> _TASK_: Please write out every entry below, word for word.

(Items listed in a dataset)
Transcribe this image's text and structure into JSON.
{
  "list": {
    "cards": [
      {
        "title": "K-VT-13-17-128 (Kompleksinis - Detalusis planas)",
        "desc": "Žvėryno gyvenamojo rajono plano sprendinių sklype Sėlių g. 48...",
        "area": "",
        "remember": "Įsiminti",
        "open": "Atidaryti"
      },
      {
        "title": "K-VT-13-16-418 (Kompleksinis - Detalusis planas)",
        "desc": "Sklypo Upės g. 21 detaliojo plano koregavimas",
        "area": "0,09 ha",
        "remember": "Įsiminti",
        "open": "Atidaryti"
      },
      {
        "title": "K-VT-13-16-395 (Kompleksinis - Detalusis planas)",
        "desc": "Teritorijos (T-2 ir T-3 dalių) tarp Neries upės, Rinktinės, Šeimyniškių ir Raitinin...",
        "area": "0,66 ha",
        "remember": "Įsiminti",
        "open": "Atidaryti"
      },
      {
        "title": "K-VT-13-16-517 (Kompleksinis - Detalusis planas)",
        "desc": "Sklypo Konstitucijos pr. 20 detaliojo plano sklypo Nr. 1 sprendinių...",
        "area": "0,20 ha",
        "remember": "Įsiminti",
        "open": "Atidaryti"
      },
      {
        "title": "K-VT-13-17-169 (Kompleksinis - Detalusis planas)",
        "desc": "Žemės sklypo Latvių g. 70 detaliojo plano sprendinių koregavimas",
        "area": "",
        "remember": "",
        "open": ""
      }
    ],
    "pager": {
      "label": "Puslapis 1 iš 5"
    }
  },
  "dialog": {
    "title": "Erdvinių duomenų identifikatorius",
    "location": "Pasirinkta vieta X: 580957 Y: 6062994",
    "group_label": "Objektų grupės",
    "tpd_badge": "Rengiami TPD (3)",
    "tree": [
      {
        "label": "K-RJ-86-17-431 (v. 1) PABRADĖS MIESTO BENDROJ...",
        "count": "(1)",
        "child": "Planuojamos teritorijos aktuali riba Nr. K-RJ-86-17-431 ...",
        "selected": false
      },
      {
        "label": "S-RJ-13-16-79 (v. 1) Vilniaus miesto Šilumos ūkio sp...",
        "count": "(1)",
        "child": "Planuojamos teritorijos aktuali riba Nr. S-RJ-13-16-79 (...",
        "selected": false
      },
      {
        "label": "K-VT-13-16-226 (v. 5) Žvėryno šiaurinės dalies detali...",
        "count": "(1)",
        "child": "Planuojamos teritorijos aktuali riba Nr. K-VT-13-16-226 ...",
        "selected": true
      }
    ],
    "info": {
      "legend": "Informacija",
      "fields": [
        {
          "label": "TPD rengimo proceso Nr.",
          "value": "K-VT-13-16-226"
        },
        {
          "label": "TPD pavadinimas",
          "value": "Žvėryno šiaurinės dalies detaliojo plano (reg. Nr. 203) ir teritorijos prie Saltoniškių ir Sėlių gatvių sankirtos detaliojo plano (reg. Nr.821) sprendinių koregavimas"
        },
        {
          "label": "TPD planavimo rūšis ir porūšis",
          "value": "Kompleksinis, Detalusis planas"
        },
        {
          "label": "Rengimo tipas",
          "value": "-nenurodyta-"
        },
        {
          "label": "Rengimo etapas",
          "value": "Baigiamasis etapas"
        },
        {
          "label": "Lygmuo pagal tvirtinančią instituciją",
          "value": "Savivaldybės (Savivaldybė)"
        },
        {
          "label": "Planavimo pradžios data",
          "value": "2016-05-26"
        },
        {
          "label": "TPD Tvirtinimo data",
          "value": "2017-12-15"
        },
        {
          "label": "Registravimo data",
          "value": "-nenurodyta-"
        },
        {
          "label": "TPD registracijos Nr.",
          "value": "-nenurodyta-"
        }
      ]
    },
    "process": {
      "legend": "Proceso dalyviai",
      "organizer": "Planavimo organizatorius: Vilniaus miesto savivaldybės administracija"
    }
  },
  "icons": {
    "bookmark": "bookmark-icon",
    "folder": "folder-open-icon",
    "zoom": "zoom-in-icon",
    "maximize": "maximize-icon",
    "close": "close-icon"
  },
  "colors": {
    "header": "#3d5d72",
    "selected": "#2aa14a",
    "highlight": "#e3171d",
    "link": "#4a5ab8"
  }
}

> _PROBLEM SOLUTION_:
Transcribe this image's text and structure into JSON.
{
  "list": {
    "cards": [
      {
        "title": "K-VT-13-17-128 (Kompleksinis - Detalusis planas)",
        "desc": "Žvėryno gyvenamojo rajono plano sprendinių sklype Sėlių g. 48...",
        "area": "",
        "remember": "Įsiminti",
        "open": "Atidaryti"
      },
      {
        "title": "K-VT-13-16-418 (Kompleksinis - Detalusis planas)",
        "desc": "Sklypo Upės g. 21 detaliojo plano koregavimas",
        "area": "0,09 ha",
        "remember": "Įsiminti",
        "open": "Atidaryti"
      },
      {
        "title": "K-VT-13-16-395 (Kompleksinis - Detalusis planas)",
        "desc": "Teritorijos (T-2 ir T-3 dalių) tarp Neries upės, Rinktinės, Šeimyniškių ir Raitinin...",
        "area": "0,66 ha",
        "remember": "Įsiminti",
        "open": "Atidaryti"
      },
      {
        "title": "K-VT-13-16-517 (Kompleksinis - Detalusis planas)",
        "desc": "Sklypo Konstitucijos pr. 20 detaliojo plano sklypo Nr. 1 sprendinių...",
        "area": "0,20 ha",
        "remember": "Įsiminti",
        "open": "Atidaryti"
      },
      {
        "title": "K-VT-13-17-169 (Kompleksinis - Detalusis planas)",
        "desc": "Žemės sklypo Latvių g. 70 detaliojo plano sprendinių koregavimas",
        "area": "",
        "remember": "",
        "open": ""
      }
    ],
    "pager": {
      "label": "Puslapis 1 iš 5"
    }
  },
  "dialog": {
    "title": "Erdvinių duomenų identifikatorius",
    "location": "Pasirinkta vieta X: 580957 Y: 6062994",
    "group_label": "Objektų grupės",
    "tpd_badge": "Rengiami TPD (3)",
    "tree": [
      {
        "label": "K-RJ-86-17-431 (v. 1) PABRADĖS MIESTO BENDROJ...",
        "count": "(1)",
        "child": "Planuojamos teritorijos aktuali riba Nr. K-RJ-86-17-431 ...",
        "selected": false
      },
      {
        "label": "S-RJ-13-16-79 (v. 1) Vilniaus miesto Šilumos ūkio sp...",
        "count": "(1)",
        "child": "Planuojamos teritorijos aktuali riba Nr. S-RJ-13-16-79 (...",
        "selected": false
      },
      {
        "label": "K-VT-13-16-226 (v. 5) Žvėryno šiaurinės dalies detali...",
        "count": "(1)",
        "child": "Planuojamos teritorijos aktuali riba Nr. K-VT-13-16-226 ...",
        "selected": true
      }
    ],
    "info": {
      "legend": "Informacija",
      "fields": [
        {
          "label": "TPD rengimo proceso Nr.",
          "value": "K-VT-13-16-226"
        },
        {
          "label": "TPD pavadinimas",
          "value": "Žvėryno šiaurinės dalies detaliojo plano (reg. Nr. 203) ir teritorijos prie Saltoniškių ir Sėlių gatvių sankirtos detaliojo plano (reg. Nr.821) sprendinių koregavimas"
        },
        {
          "label": "TPD planavimo rūšis ir porūšis",
          "value": "Kompleksinis, Detalusis planas"
        },
        {
          "label": "Rengimo tipas",
          "value": "-nenurodyta-"
        },
        {
          "label": "Rengimo etapas",
          "value": "Baigiamasis etapas"
        },
        {
          "label": "Lygmuo pagal tvirtinančią instituciją",
          "value": "Savivaldybės (Savivaldybė)"
        },
        {
          "label": "Planavimo pradžios data",
          "value": "2016-05-26"
        },
        {
          "label": "TPD Tvirtinimo data",
          "value": "2017-12-15"
        },
        {
          "label": "Registravimo data",
          "value": "-nenurodyta-"
        },
        {
          "label": "TPD registracijos Nr.",
          "value": "-nenurodyta-"
        }
      ]
    },
    "process": {
      "legend": "Proceso dalyviai",
      "organizer": "Planavimo organizatorius: Vilniaus miesto savivaldybės administracija"
    }
  },
  "icons": {
    "bookmark": "bookmark-icon",
    "folder": "folder-open-icon",
    "zoom": "zoom-in-icon",
    "maximize": "maximize-icon",
    "close": "close-icon"
  },
  "colors": {
    "header": "#3d5d72",
    "selected": "#2aa14a",
    "highlight": "#e3171d",
    "link": "#4a5ab8"
  }
}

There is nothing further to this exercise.